The tribe defined the region as stretching from the Bears Paw Mountains in northern Montana, west to the Absaroka and Beartooth mountains, south to the Wind River Range in Wyoming and east to the Black Hills of western South Dakota and northeastern Wyoming.
In 2013, the tribe also said it would develop regulations for off-reservation hunting and a licensing process, which has not occurred, according to Conrad Stewart, chairman of the tribe’s Natural Resources Committee, although he said the tribe has had conversations with Montana officials.
Still, Stewart had a public notice drawn up, dated Feb. 12, in support of the Herreras and Fisher to exercise their treaty hunting rights in Wyoming.
“It is the position of this Committee this activity is protected by the Crow Tribe’s agreement with the United States Government; and, that such activity will be rigorously enforced under this supreme law,” the notice states, in part.
“It’s kind of an issue of what’s the bigger crime,” Stewart said.
“We’re talking about a treaty,” he added. “We’re not going to let a state dictate to a sovereign nation.”
History doesn’t seem to be in the Crow Tribe’s favor on this issue. A 1995 ruling by the 10th Circuit Court of Appeals sided with Wyoming in a similar case. Tyrone Ten Bear was cited by Wyoming Game and Fish for killing an elk in the Bighorn National Forest without a license.
Although Ten Bear’s attorneys asserted a treaty right to hunt on the land, the court said that right was lost when Wyoming became a state in 1890.
The Crow Tribe appears to be hanging its new hopes on a later court decision. A 1999 ruling by the U.S. Supreme Court acknowledged that hunting and fishing treaty rights for the Mille Lacs Band of Chippewa in Minnesota were still valid off the reservation. That treaty dated back to 1837.
At first, Herrera said he was offended by the poaching charges and upset. He said the incident has provoked more racism, including name-calling.
“It’s still here and still alive 100 percent, and it affects us every day,” he said.

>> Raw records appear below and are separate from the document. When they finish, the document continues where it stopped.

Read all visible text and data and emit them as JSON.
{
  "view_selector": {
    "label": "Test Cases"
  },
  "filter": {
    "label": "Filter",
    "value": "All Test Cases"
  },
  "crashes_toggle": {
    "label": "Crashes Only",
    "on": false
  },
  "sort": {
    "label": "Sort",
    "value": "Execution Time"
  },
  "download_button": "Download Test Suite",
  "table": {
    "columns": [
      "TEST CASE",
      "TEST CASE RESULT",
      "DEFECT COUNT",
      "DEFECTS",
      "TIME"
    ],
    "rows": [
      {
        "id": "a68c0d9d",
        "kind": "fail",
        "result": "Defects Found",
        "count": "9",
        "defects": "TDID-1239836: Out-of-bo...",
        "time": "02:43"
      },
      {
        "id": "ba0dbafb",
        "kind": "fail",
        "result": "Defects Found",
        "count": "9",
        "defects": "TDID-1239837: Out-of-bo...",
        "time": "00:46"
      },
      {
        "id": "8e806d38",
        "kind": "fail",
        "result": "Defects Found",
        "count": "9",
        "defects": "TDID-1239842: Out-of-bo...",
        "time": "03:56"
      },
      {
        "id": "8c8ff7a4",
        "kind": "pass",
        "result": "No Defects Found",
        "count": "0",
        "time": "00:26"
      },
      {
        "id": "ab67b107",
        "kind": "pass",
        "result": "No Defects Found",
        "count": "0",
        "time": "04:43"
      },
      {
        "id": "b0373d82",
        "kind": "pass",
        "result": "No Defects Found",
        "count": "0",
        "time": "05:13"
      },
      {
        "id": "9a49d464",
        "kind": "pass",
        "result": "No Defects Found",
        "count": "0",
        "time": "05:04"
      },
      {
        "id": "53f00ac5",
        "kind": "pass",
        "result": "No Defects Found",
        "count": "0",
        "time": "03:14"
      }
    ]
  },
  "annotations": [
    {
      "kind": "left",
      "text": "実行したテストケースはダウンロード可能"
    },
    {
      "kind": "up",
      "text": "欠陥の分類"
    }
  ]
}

But he’s been able to put the issue behind him to some extent, finding peace while sitting under the cottonwood tree outside his childhood home.
Now he’s trying to look for a bright side to the incident. Herrera is hoping that the charges may lead to better communication between the Crow Tribe and the state of Wyoming. It may also promote more talk between tribal members about poaching and waste. Herrera would like to see the tribe integrate a hunter safety course into the schools to be proactive.
Maybe the situation will even be a place to start talking about enforcing hunting regulations on tribal members. Right now, there is no hunting season on the reservation. Consequently, big game like deer and elk are often hard to find.
“You can get sucked into that negativity easy,” Herrera said. “So I’m moving forward as a Crow Indian in a modern society. We still have our own ways and our culture. So we’re lucky we still have a lot of the things we had before — including our hunting rights.
“From our perspective, it’s a right we’ve always had.”